In an excellent article in our forthcoming July/Aug issue (if you’re not on our mailing list, register here to receive), Peter Houston writes, “seven episodes in, most podcasters will abandon their efforts”.
This somewhat depressing stat, in an otherwise uplifting piece, makes me doubly pleased that, yesterday, we published the eighth episode of The InPublishing Podcast (nine if you count the short introductory one).
(As a quick aside, we are actually taking a break in August, but will be back in September.)
There have been some fascinating interviews so far, and here’s a takeaway from each:
- the future involves ever closer integration and co-operation between all your editorial outputs – print, web, social, podcasts, events (Episode: Rob Attar, editor, BBC History magazine)
- weekly newspapers need to operate more like dailies via a ‘journalism-first’ approach, a preferable term to ‘digital-first’ (Katie French, editor, Basingstoke Gazette)
- entertaining content is not enough; consumer media needs to incorporate an e-commerce element in their offering, like MCN Compare (Rob Aherne, MD, Bauer Media’s motorcycling portfolio)
- successful publishing brands all have one thing in common: editorial excellence, integrity and consistency (Caroline Law, editor-in-chief, The Week)
- authentic, deep-rooted passion and empathy for your readers and their interests is a good place from which to start a new publishing venture (Hannah Taylor, editor, The Delicate Rébellion)

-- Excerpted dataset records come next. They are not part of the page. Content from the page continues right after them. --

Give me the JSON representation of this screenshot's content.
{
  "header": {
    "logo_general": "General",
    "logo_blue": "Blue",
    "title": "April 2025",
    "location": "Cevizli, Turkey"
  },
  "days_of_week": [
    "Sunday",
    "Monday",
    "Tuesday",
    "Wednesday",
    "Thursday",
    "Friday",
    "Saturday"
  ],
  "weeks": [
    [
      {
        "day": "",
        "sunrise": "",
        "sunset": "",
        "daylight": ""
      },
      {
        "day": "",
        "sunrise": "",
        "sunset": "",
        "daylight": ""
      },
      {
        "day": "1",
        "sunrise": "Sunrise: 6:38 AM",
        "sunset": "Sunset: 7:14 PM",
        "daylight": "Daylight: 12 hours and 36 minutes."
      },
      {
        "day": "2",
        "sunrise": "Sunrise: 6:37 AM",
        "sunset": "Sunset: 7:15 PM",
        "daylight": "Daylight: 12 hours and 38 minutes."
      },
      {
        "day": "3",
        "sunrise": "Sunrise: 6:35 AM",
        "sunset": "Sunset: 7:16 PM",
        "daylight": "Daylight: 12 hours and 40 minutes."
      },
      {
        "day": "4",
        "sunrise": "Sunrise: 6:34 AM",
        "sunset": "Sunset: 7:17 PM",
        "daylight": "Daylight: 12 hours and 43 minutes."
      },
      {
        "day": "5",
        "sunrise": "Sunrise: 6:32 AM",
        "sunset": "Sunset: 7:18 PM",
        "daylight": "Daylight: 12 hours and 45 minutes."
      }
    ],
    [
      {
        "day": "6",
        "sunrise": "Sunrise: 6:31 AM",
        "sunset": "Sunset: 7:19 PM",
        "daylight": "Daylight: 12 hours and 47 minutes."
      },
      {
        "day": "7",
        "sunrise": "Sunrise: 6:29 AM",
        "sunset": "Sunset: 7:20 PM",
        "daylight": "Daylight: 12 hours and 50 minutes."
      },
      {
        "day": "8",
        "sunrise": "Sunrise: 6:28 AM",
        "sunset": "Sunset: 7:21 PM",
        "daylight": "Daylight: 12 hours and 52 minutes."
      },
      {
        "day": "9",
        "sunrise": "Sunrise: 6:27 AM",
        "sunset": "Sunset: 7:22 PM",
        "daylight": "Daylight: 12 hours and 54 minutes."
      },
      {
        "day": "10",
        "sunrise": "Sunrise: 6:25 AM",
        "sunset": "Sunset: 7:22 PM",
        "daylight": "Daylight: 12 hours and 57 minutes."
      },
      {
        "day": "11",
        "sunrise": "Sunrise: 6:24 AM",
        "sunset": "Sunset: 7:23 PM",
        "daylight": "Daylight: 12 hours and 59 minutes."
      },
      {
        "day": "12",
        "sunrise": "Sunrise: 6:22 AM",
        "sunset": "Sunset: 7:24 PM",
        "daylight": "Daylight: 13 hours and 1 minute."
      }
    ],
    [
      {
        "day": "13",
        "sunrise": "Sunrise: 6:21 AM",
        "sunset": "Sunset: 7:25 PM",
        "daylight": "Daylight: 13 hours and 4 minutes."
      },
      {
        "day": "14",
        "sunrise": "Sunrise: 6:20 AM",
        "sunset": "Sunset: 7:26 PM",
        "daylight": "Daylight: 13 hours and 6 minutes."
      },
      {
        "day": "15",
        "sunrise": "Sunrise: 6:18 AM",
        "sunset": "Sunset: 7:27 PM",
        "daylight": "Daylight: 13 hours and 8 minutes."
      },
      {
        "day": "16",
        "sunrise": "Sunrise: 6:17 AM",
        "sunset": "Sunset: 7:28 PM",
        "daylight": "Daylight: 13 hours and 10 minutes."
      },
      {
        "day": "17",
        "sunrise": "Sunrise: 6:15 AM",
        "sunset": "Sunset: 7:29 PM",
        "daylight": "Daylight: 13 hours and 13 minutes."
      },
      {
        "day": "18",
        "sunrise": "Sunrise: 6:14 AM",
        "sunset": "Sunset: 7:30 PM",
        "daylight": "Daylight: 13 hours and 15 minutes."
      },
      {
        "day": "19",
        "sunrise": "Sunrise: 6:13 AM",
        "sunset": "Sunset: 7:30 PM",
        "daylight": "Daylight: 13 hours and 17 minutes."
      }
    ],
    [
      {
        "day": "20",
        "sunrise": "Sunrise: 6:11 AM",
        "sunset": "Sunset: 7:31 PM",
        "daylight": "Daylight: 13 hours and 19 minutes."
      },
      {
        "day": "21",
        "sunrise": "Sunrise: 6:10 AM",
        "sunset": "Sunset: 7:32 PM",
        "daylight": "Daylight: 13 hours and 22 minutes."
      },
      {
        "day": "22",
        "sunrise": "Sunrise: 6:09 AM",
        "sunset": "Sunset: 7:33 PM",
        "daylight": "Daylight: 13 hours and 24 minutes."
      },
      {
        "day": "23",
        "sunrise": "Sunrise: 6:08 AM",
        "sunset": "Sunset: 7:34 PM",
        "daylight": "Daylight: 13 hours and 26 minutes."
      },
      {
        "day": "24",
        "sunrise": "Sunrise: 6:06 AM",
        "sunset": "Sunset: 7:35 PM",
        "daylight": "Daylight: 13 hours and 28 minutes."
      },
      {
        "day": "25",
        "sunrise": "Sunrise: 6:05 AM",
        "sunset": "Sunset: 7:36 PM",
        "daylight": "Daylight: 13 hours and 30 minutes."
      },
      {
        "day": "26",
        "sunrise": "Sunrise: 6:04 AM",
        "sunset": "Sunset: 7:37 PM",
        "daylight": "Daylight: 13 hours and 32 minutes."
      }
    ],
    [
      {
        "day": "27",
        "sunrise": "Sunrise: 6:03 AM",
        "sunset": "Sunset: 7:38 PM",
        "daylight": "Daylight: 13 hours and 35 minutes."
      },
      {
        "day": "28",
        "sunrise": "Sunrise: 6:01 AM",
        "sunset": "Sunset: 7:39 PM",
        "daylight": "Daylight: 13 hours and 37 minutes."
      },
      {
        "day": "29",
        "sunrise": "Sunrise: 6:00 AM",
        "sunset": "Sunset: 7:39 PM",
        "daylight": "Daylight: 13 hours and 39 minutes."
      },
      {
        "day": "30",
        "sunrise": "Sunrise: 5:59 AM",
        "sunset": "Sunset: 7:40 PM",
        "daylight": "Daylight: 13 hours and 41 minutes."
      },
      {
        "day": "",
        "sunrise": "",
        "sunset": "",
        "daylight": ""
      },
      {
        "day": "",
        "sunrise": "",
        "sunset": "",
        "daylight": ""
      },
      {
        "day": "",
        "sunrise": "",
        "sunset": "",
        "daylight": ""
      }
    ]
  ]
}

- a vibrant LinkedIn group can be the springboard to a successful publishing brand, but it needs full engagement; interact, don’t broadcast (Lucy Brazier, publisher, Executive Secretary)
- traffic numbers alone are not enough; you have to know who is visiting your site, and what they do when they visit (John Barnes, CDO, William Reed Business Media)
- clever aggregation and repurposing of archive content can drive deeper engagement, greater reach and increased revenues (Sam Kinchin-Smith, head of special projects, London Review of Books)